About 2 to 4 weeks after surgery, patients will return for a visit to have the pulse generator turned on by a hand-held device and adjusted until symptoms are improved. Several follow-up visits will need to occur in order to modify the stimulation to best relieve symptoms. Regularly scheduled long-term follow-ups will ensure the system is still working properly, and any necessary adjustments to the stimulation can be made at this time.

The entirety of asleep, MRI-guided DBS surgery is performed under general anesthesia. This means that not only will patients will be fully asleep for duration of surgery, they will also be able to take all medications on the morning of the surgery and they are not required to perform various tasks during the surgery.

While there is potential risk involved with DBS, most patients who undergo this treatment option have positive, effective results with mild side effects. Before considering surgery, you may consider a less invasive treatment options such as medication or physical therapy.

Some potential hardware complications may include:

  • Movement of the leads
  • Lead failure
  • Failure of DBS system
  • Pain over pulse generator device
  • Infection around device

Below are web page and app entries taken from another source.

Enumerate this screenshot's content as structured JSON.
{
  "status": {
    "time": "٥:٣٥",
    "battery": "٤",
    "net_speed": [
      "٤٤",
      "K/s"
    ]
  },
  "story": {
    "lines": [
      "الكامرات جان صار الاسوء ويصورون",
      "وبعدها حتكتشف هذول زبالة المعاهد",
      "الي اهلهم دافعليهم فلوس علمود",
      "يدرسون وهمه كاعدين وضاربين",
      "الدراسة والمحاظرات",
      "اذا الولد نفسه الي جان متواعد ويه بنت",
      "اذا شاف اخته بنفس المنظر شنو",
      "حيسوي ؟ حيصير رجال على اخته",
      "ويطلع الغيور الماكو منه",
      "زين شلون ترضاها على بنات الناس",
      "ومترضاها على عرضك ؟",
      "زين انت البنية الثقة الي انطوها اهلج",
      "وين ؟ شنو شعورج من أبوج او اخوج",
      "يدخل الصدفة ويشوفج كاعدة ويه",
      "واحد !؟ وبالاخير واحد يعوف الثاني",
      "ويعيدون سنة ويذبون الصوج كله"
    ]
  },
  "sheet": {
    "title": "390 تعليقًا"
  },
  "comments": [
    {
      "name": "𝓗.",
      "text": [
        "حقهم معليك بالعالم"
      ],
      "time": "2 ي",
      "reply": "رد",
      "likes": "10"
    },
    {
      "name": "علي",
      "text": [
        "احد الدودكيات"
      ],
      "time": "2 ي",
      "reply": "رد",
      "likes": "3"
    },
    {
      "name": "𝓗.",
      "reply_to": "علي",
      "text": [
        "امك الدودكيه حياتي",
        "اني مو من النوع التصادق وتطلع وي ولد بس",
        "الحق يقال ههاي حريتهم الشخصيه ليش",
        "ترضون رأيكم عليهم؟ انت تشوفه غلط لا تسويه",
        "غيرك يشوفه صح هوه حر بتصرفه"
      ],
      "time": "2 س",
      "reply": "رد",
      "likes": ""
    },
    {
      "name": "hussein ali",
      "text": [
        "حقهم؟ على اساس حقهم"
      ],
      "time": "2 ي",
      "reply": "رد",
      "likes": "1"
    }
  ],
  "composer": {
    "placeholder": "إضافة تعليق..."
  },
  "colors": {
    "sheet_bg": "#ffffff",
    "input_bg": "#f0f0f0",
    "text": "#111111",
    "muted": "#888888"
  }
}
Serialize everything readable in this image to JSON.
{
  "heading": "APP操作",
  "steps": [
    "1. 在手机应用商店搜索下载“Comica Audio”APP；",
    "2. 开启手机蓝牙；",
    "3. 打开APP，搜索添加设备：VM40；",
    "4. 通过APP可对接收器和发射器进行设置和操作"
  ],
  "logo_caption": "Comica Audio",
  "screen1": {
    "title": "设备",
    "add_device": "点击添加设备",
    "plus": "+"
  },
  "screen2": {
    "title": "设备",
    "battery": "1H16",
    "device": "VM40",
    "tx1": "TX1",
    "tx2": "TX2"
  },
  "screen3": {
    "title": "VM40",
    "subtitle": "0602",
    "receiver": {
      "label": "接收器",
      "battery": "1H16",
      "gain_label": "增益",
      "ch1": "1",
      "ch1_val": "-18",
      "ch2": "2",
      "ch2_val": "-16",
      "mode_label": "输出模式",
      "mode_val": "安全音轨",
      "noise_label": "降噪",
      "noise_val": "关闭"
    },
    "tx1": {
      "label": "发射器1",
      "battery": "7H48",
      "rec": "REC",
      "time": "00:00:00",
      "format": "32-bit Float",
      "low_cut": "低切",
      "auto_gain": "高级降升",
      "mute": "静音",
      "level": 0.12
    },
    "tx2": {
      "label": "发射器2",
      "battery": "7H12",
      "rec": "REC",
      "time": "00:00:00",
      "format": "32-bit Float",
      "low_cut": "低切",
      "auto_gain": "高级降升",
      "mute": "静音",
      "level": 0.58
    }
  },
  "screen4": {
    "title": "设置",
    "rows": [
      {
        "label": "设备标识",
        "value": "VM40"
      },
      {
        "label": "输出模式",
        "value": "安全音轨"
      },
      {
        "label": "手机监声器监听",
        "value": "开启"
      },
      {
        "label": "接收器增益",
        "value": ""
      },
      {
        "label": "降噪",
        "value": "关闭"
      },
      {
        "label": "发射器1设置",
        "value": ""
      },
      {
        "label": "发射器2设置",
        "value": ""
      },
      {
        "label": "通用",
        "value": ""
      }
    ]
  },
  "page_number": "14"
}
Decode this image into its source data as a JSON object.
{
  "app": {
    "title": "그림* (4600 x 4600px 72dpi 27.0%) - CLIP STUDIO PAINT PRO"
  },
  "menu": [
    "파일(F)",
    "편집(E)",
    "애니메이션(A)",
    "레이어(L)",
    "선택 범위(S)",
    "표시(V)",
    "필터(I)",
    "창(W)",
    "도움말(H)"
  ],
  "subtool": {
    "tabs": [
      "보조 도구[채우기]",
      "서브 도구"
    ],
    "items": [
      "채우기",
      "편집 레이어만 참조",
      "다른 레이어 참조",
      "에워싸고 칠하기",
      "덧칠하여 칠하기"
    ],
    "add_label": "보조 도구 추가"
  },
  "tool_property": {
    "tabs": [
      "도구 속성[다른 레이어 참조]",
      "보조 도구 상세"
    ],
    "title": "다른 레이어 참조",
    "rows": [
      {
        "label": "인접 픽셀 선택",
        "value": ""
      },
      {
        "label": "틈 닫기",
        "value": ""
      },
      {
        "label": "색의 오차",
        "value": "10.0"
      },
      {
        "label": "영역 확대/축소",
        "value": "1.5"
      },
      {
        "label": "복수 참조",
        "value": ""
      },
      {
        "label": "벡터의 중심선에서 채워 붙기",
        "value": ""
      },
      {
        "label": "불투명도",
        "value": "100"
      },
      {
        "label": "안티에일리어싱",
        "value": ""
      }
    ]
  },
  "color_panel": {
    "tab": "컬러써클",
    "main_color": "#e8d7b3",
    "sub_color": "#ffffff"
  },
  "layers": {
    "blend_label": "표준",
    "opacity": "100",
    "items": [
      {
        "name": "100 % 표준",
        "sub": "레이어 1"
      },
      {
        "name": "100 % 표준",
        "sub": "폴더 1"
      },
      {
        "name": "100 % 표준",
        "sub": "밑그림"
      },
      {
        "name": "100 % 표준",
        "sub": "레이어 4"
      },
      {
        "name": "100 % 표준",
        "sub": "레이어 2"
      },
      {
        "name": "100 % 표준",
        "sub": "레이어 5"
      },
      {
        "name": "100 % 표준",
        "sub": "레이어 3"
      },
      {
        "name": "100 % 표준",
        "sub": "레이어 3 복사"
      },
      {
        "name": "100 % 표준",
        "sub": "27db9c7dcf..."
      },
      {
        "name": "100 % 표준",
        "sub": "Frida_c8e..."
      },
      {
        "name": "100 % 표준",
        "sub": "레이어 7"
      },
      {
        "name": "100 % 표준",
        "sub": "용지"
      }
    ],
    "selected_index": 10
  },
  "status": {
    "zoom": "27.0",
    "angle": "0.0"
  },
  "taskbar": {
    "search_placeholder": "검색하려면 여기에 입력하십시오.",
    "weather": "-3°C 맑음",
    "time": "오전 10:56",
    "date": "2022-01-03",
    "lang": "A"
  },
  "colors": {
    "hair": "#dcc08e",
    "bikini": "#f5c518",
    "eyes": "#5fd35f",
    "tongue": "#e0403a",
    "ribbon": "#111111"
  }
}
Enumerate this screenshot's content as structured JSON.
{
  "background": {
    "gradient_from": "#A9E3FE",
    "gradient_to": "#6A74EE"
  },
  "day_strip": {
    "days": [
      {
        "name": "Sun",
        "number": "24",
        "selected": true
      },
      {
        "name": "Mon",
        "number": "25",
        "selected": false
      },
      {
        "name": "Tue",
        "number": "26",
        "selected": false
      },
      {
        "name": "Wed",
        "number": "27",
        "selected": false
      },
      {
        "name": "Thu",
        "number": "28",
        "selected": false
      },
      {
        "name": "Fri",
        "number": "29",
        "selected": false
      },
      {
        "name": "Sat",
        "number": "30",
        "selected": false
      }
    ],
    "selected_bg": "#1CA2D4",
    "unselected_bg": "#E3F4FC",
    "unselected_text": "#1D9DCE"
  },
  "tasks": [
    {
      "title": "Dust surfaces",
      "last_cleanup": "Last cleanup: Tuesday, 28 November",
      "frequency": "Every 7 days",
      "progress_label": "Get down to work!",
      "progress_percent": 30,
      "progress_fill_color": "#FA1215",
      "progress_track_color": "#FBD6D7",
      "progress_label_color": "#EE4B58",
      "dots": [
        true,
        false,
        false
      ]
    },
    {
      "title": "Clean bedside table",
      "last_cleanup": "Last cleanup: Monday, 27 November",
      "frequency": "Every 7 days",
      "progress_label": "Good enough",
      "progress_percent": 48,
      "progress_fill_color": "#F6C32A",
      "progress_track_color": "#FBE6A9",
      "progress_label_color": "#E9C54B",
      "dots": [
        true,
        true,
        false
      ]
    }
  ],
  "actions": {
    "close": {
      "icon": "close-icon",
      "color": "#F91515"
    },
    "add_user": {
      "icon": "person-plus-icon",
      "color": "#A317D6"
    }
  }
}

Potential surgical complications include:

  • Brain hemorrhage
  • Infection
  • Lack of improvement for certain symptoms
  • Headache
  • Waning mental or emotional status

Other side-effects include:

  • Unintended movements
  • Worsening of balance and speech
  • Numbness and tingling
  • Double vision

*These side effects can be reversed with adjustments of the device

DBS is a surgical treatment option for patients with movement disorders, epilepsy and neuropsychiatric disorders whose symptoms cannot be treated with medication or physical therapy. It offers a chance at a better quality of life for those impacted by various types of neurological conditions.

Unlike other surgical options, DBS doesn’t cause any permanent damage to the brain. The stimulator can be turned off at any time without long-term consequences. Electrical stimulation is also adjustable to the patient’s condition.

Patients typically stay in the hospital 1 to 2 days following the DBS procedure. Your stitches or staples will be removed 10 to 14 days after surgery.

Avoid the surgical area when washing, and only wash your head with a damp cloth. Only use shampoo after your stitches or staples have been removed – and very gently. Do not irritate the surgical area.

Don’t resume light activity until at least two weeks post-surgery. Do not lift more than 5 lbs. for at least two weeks. For heavy activity, wait four to six weeks after surgery. Depending on how strenuous your work is, you may be able to return to work at this time. If you have any questions about activity, call your doctor. You want to give your wound time to heal properly.

Most insurance companies provide coverage for this procedure. Contact your provider directly to check your coverage of deep brain stimulation based on your medical condition.